Elisabeth van Houts has published widely on Anglo-Norman history, medieval historiography, and the history of gender and women in the Middle Ages.
Rosalind Love has edited and written about a number of Latin saints' Lives from eleventh-century England, as well as publishing on the Latin authors of an earlier period, in particular the venerable Bede. She is also involved in a project focusing on glossed manuscripts of Boethius's Consolation ofPhilosophy.
Table of Contents

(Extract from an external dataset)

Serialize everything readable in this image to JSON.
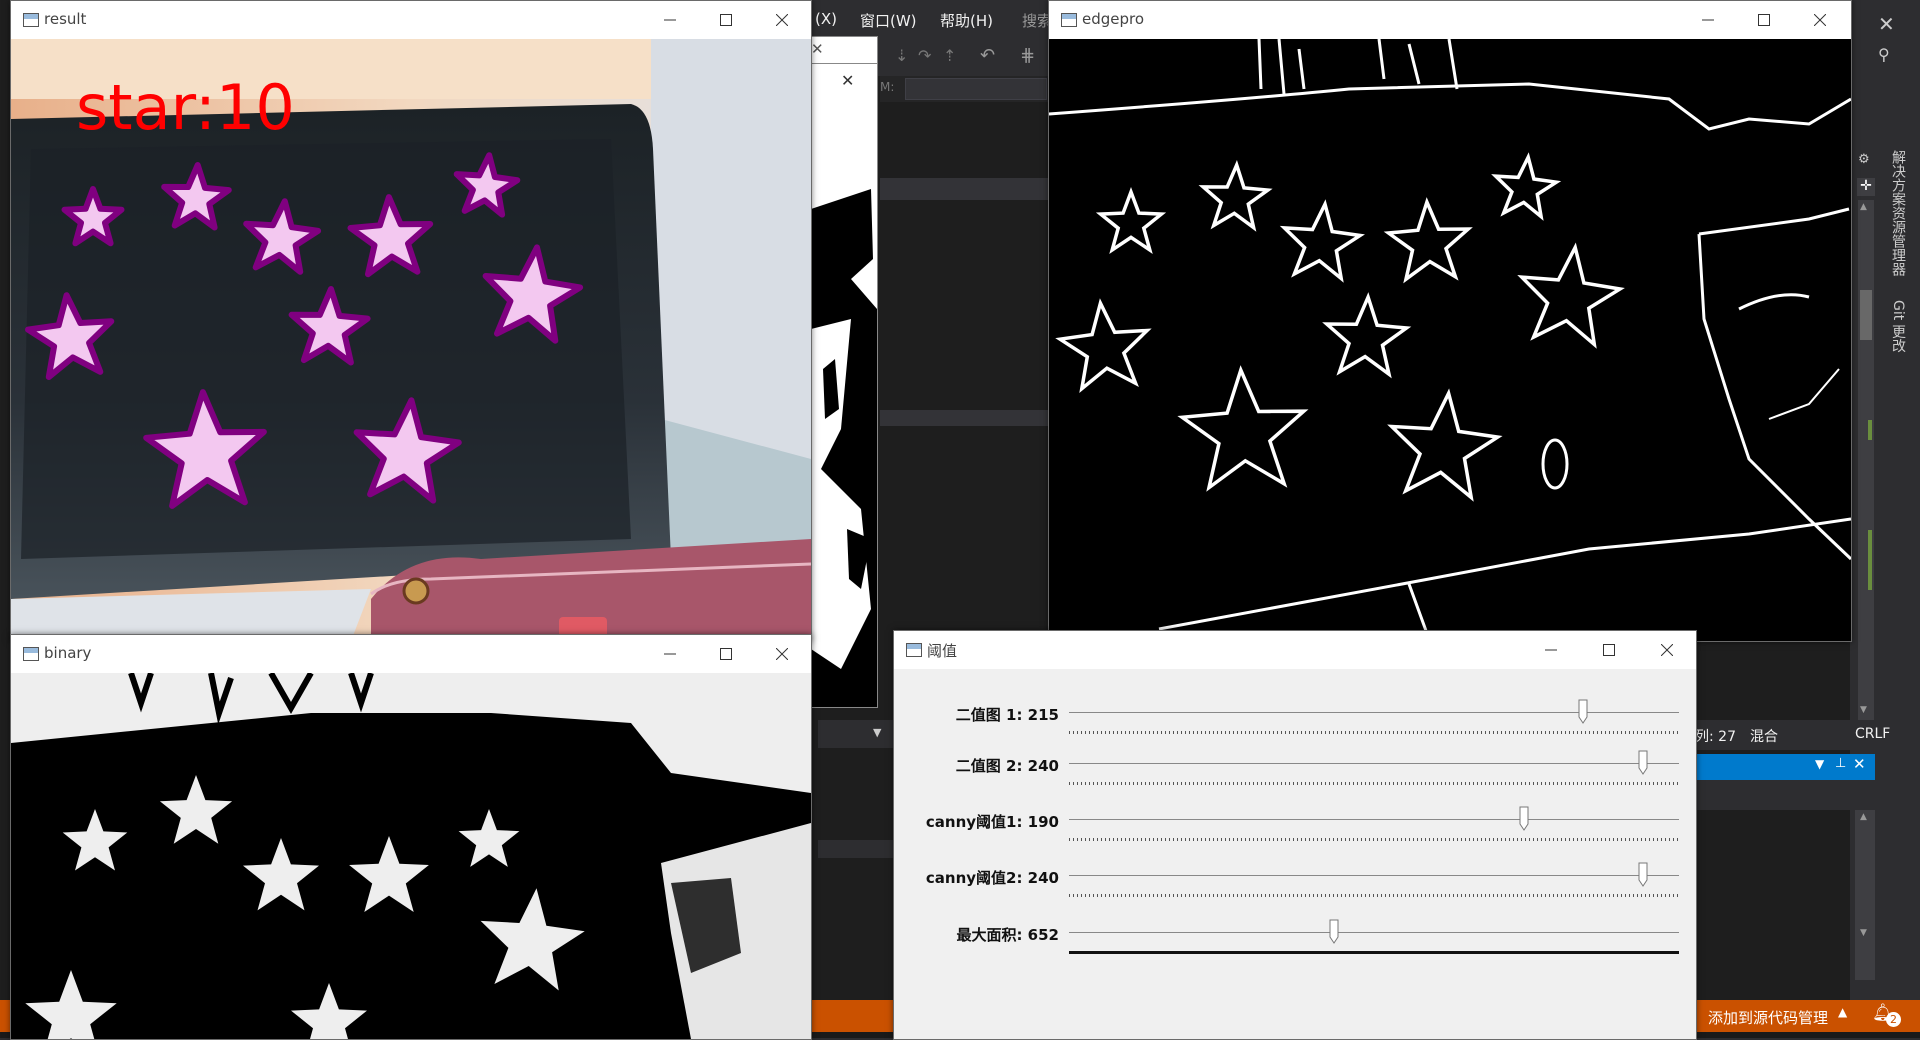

Introduction i. The manuscript ii. Date iii. Author iv. The Warennes: Family and Chronicle v. Sources vi. Historical Value vii. The Edition The Warenne Chronicle Latin Translation Historical annotation Appendix 1: The epitaph of Gundrada of Warenne Appendix 2: Frederick, 'brother' of William I of Warenne Appendix 3: Earl Hamelin and Saint-Bertin at Saint-Omer Bibliography